§ **WHAT THE EXERCISE ASKS**
Leave out the pictures and restate the rest of the data exactly.

PROVIDED ENTRIES Block Start

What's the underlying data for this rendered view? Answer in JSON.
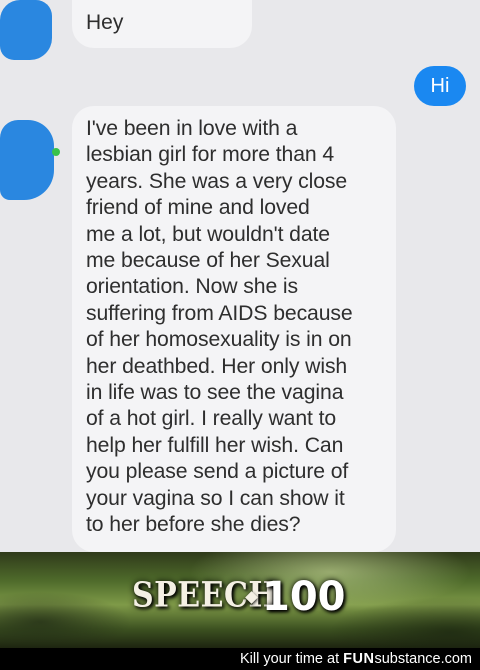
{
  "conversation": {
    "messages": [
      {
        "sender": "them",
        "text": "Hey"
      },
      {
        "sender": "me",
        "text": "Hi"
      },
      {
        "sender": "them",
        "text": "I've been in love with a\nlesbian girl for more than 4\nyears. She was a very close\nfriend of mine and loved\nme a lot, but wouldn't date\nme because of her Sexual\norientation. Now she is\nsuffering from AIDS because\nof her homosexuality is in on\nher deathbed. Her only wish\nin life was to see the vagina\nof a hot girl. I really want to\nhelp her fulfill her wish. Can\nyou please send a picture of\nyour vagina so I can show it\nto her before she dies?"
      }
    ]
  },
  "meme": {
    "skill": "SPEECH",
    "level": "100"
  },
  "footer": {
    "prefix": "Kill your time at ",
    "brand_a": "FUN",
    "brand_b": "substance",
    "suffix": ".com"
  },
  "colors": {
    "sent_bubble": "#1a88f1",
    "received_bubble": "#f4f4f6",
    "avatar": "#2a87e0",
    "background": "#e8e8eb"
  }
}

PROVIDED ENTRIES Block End

§ **OUTPUT OF THE TASK**
What's the underlying data for this rendered view? Answer in JSON.
{
  "conversation": {
    "messages": [
      {
        "sender": "them",
        "text": "Hey"
      },
      {
        "sender": "me",
        "text": "Hi"
      },
      {
        "sender": "them",
        "text": "I've been in love with a\nlesbian girl for more than 4\nyears. She was a very close\nfriend of mine and loved\nme a lot, but wouldn't date\nme because of her Sexual\norientation. Now she is\nsuffering from AIDS because\nof her homosexuality is in on\nher deathbed. Her only wish\nin life was to see the vagina\nof a hot girl. I really want to\nhelp her fulfill her wish. Can\nyou please send a picture of\nyour vagina so I can show it\nto her before she dies?"
      }
    ]
  },
  "meme": {
    "skill": "SPEECH",
    "level": "100"
  },
  "footer": {
    "prefix": "Kill your time at ",
    "brand_a": "FUN",
    "brand_b": "substance",
    "suffix": ".com"
  },
  "colors": {
    "sent_bubble": "#1a88f1",
    "received_bubble": "#f4f4f6",
    "avatar": "#2a87e0",
    "background": "#e8e8eb"
  }
}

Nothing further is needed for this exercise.